* _Problem requirements_: Report all lines in the records that hold the string "What".

* _Page and application data records_:
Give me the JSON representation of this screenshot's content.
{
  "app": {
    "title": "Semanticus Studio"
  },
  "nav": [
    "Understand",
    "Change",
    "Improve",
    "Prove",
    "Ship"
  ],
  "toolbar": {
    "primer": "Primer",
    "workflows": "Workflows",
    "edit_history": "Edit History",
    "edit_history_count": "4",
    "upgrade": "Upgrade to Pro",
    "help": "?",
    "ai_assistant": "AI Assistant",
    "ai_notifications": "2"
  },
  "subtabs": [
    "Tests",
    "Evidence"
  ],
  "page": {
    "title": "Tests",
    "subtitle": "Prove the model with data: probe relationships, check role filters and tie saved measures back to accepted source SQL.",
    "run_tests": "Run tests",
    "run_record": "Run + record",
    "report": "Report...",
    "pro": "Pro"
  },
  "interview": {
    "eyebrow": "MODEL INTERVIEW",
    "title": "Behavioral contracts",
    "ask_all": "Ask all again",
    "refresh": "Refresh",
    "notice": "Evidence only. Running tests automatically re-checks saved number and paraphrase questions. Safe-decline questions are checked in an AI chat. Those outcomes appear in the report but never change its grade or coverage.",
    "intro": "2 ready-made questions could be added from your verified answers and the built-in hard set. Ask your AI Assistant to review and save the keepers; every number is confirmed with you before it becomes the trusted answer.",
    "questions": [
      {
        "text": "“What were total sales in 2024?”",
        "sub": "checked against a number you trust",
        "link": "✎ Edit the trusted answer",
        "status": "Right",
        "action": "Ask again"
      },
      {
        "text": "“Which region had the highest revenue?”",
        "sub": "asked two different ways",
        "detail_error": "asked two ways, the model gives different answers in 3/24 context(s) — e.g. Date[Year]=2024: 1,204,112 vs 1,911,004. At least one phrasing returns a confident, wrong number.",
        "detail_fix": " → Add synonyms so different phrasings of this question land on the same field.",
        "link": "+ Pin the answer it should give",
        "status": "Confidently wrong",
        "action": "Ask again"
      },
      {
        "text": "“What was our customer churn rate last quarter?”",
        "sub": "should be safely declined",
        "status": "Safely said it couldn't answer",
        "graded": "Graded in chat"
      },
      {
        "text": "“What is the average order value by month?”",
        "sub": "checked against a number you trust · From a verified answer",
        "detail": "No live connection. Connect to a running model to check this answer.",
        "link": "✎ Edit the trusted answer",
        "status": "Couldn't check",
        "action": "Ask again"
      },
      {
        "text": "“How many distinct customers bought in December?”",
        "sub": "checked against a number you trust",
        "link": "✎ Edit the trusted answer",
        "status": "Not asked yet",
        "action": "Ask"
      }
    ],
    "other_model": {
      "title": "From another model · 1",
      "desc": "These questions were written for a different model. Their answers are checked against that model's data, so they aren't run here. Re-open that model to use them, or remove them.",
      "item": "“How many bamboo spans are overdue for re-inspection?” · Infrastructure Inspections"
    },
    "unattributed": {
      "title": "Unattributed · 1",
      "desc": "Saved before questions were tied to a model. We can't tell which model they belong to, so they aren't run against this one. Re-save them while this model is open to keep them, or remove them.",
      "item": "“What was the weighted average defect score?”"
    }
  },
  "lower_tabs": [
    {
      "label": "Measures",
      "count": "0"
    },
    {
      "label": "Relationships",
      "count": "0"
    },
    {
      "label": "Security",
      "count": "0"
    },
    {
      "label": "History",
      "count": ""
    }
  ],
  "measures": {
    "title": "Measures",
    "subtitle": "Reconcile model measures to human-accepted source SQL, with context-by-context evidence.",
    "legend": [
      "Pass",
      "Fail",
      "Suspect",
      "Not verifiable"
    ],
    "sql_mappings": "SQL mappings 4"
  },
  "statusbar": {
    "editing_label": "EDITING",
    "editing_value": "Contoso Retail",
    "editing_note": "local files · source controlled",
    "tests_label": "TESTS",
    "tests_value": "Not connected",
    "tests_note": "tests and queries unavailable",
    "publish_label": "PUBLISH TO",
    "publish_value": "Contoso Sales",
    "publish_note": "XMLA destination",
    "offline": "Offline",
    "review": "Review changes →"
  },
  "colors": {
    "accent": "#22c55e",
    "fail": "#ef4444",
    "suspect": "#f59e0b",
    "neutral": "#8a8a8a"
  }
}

* _Exercise response_:
        "text": "“What were total sales in 2024?”",
        "text": "“What was our customer churn rate last quarter?”",
        "text": "“What is the average order value by month?”",
      "item": "“What was the weighted average defect score?”"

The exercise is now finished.